Thus far, I have sketched out a design principle concerned with simplicity in essay structure and ideas. I have argued that a simple structure is easier to follow and simple ideas are easier to formulate and successfully execute. And the reason these are important is because they ultimately serve the function of an undergraduate essay. In this entry I want to focus on clarity. I first sketch out what clarity means in an essay context and then explain why such clarity is necessary for good academic writing.
In the context of a philosophy essay, clarity can refer to how quickly the meaning in a sentence (a paragraph, etc.) is comprehended by the reader. We can measure how clear or vague an essay is depending upon the accuracy and speed in which the reader comprehends the intended meaning. The faster and more accurate, the clearer the writing; the slower and more inaccurate, the vaguer. Consider the following sentence:
“The cat sat on the mat”.
What is the meaning of the sentence? I imagine a reader will think the sentence meant to describe a particular kind of animal (cat) and a particular kind of object (mat) and is describing the relationship (sitting) between the animal and object. Because the reader was able to almost immediately comprehend the meaning of the sentence, then this must mean that the sentence was clear – it’s meaning was clear. Now consider the following sentence:
“Upon the mat there was a feline that placed itself upon it”.
The meaning of this sentence is identical to the one above. Yet the mental moves it takes to decode that meaning is more than the previous. Because it takes longer, even if it still results in a correct interpretation, the sentence is less clear than the former.
I do not think the importance of clarity can be overstated. I really do think it is the writer’s duty to take the burden of work with regards to communication. After all, your reader is giving up their time (and often money) to hear what you have to say (or read what you have to write). Given that, it would behoove a writer to make their reader work harder to get the message.
But there are other reasons why, as a student, you should writer with great clarity. You need to demonstrate to the marker that you – the student – understand the material, and you cannot demonstrate an understanding if the reader cannot make sense of what has been written. If the meaning of the sentence is clear then the reader will understand you. Another reason is that it shows you that you yourself comprehend the material and ideas you have read. Student’s often think they get it but, upon asking them to explain the idea in their own words, they quickly falter. Why? Because the student has mistaken a vague notion as understanding, rather than a clear idea.
If we think of an essay as a kind of product for a consumer, then clarity is the design principle that leads to the consumer understanding the purpose of the product and how to use it. If you want your reader to grasp the ideas as quickly as possible you need to be clearer.
One might object that some ideas, problems, or whatever, are too complicated to explain clearly or the ideas in themselves are too vague, to be clarified. For example, you might have heard artists or poets talk about the ideas or themes which they are exploring through their art as being too difficult or even intractable for our common, literal, everyday and even academic talk. Thus, academic writing is incapable of truly capturing the ideas or themes that can be captured by art or more poetic writing.

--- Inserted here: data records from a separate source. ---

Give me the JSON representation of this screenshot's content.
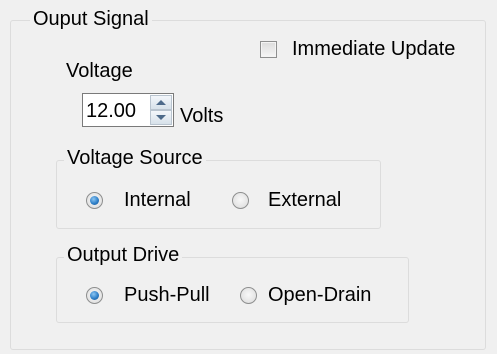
{
  "output_signal": {
    "title": "Ouput Signal",
    "immediate_update": {
      "label": "Immediate Update",
      "checked": false
    },
    "voltage": {
      "label": "Voltage",
      "value": "12.00",
      "unit": "Volts"
    },
    "voltage_source": {
      "title": "Voltage Source",
      "options": [
        {
          "label": "Internal",
          "selected": true
        },
        {
          "label": "External",
          "selected": false
        }
      ]
    },
    "output_drive": {
      "title": "Output Drive",
      "options": [
        {
          "label": "Push-Pull",
          "selected": true
        },
        {
          "label": "Open-Drain",
          "selected": false
        }
      ]
    }
  }
}
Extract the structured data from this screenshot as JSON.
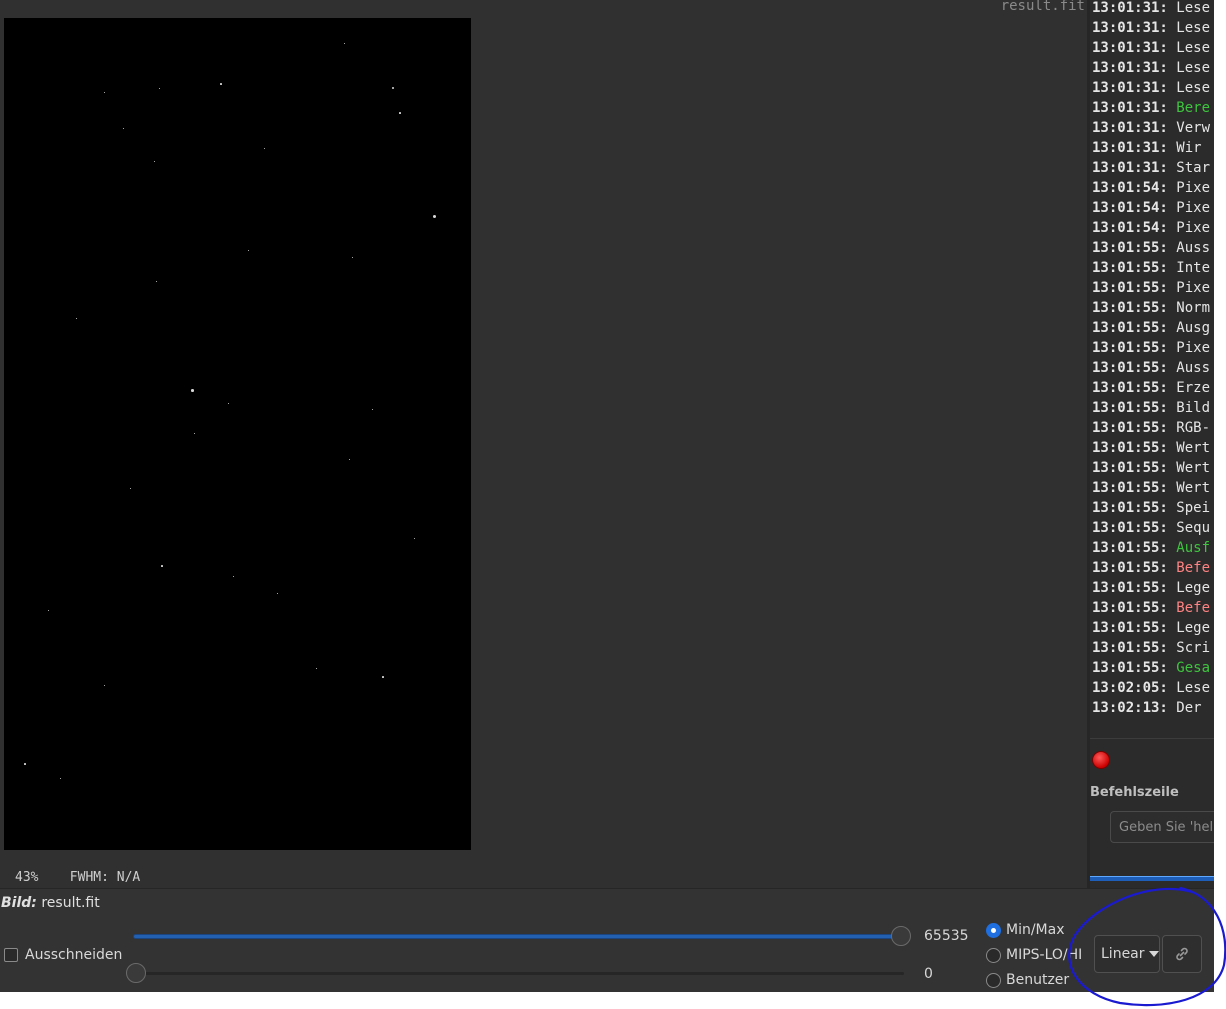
{
  "viewer": {
    "filename": "result.fit",
    "zoom": "43%",
    "fwhm": "FWHM: N/A"
  },
  "console": {
    "lines": [
      {
        "time": "13:01:31:",
        "msg": "Lese",
        "status": "normal"
      },
      {
        "time": "13:01:31:",
        "msg": "Lese",
        "status": "normal"
      },
      {
        "time": "13:01:31:",
        "msg": "Lese",
        "status": "normal"
      },
      {
        "time": "13:01:31:",
        "msg": "Lese",
        "status": "normal"
      },
      {
        "time": "13:01:31:",
        "msg": "Lese",
        "status": "normal"
      },
      {
        "time": "13:01:31:",
        "msg": "Bere",
        "status": "green"
      },
      {
        "time": "13:01:31:",
        "msg": "Verw",
        "status": "normal"
      },
      {
        "time": "13:01:31:",
        "msg": "Wir",
        "status": "normal"
      },
      {
        "time": "13:01:31:",
        "msg": "Star",
        "status": "normal"
      },
      {
        "time": "13:01:54:",
        "msg": "Pixe",
        "status": "normal"
      },
      {
        "time": "13:01:54:",
        "msg": "Pixe",
        "status": "normal"
      },
      {
        "time": "13:01:54:",
        "msg": "Pixe",
        "status": "normal"
      },
      {
        "time": "13:01:55:",
        "msg": "Auss",
        "status": "normal"
      },
      {
        "time": "13:01:55:",
        "msg": "Inte",
        "status": "normal"
      },
      {
        "time": "13:01:55:",
        "msg": "Pixe",
        "status": "normal"
      },
      {
        "time": "13:01:55:",
        "msg": "Norm",
        "status": "normal"
      },
      {
        "time": "13:01:55:",
        "msg": "Ausg",
        "status": "normal"
      },
      {
        "time": "13:01:55:",
        "msg": "Pixe",
        "status": "normal"
      },
      {
        "time": "13:01:55:",
        "msg": "Auss",
        "status": "normal"
      },
      {
        "time": "13:01:55:",
        "msg": "Erze",
        "status": "normal"
      },
      {
        "time": "13:01:55:",
        "msg": "Bild",
        "status": "normal"
      },
      {
        "time": "13:01:55:",
        "msg": "RGB-",
        "status": "normal"
      },
      {
        "time": "13:01:55:",
        "msg": "Wert",
        "status": "normal"
      },
      {
        "time": "13:01:55:",
        "msg": "Wert",
        "status": "normal"
      },
      {
        "time": "13:01:55:",
        "msg": "Wert",
        "status": "normal"
      },
      {
        "time": "13:01:55:",
        "msg": "Spei",
        "status": "normal"
      },
      {
        "time": "13:01:55:",
        "msg": "Sequ",
        "status": "normal"
      },
      {
        "time": "13:01:55:",
        "msg": "Ausf",
        "status": "green"
      },
      {
        "time": "13:01:55:",
        "msg": "Befe",
        "status": "red"
      },
      {
        "time": "13:01:55:",
        "msg": "Lege",
        "status": "normal"
      },
      {
        "time": "13:01:55:",
        "msg": "Befe",
        "status": "red"
      },
      {
        "time": "13:01:55:",
        "msg": "Lege",
        "status": "normal"
      },
      {
        "time": "13:01:55:",
        "msg": "Scri",
        "status": "normal"
      },
      {
        "time": "13:01:55:",
        "msg": "Gesa",
        "status": "green"
      },
      {
        "time": "13:02:05:",
        "msg": "Lese",
        "status": "normal"
      },
      {
        "time": "13:02:13:",
        "msg": "Der",
        "status": "normal"
      }
    ],
    "command_label": "Befehlszeile",
    "command_placeholder": "Geben Sie 'help'"
  },
  "bottom": {
    "image_label": "Bild:",
    "image_name": "result.fit",
    "crop_label": "Ausschneiden",
    "hi_value": "65535",
    "lo_value": "0",
    "modes": [
      {
        "label": "Min/Max",
        "selected": true
      },
      {
        "label": "MIPS-LO/HI",
        "selected": false
      },
      {
        "label": "Benutzer",
        "selected": false
      }
    ],
    "scale_mode": "Linear"
  },
  "colors": {
    "accent": "#1f6fe0",
    "log_green": "#3ec43e",
    "log_red": "#ff8383",
    "annotation": "#1a1ad0"
  },
  "icons": {
    "stop": "stop-icon",
    "link": "link-icon",
    "dropdown": "chevron-down-icon"
  }
}
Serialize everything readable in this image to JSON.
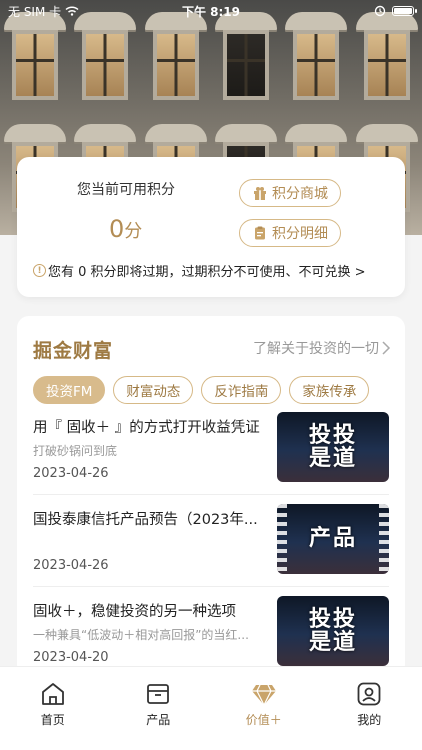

There are several answers to this. The first, and most uncharitable, is that the above objection is a mark of laziness. Just because something is hard to do does not make it impossible. And considering philosophers and academics have explored such issues by way of academic writing, I do not think this objection holds much water. The second way of responding is simply agreeing, but that since the assignment demands you do it, you might as well try. But the third response is sympathetic to the objection: yes, it might be well that some topics are beyond the reach of plain, literal, academic writing – but you will not know until you try. And, like the artist, while the subject is difficult to grasp, they will try multiple times through many iterations to nail their interpretation, and to try and express that to their audience as clearly as they can.
But I, and many, can attest that it is possible to become clearer when writing about difficult topics – it just takes a lot of time and effort.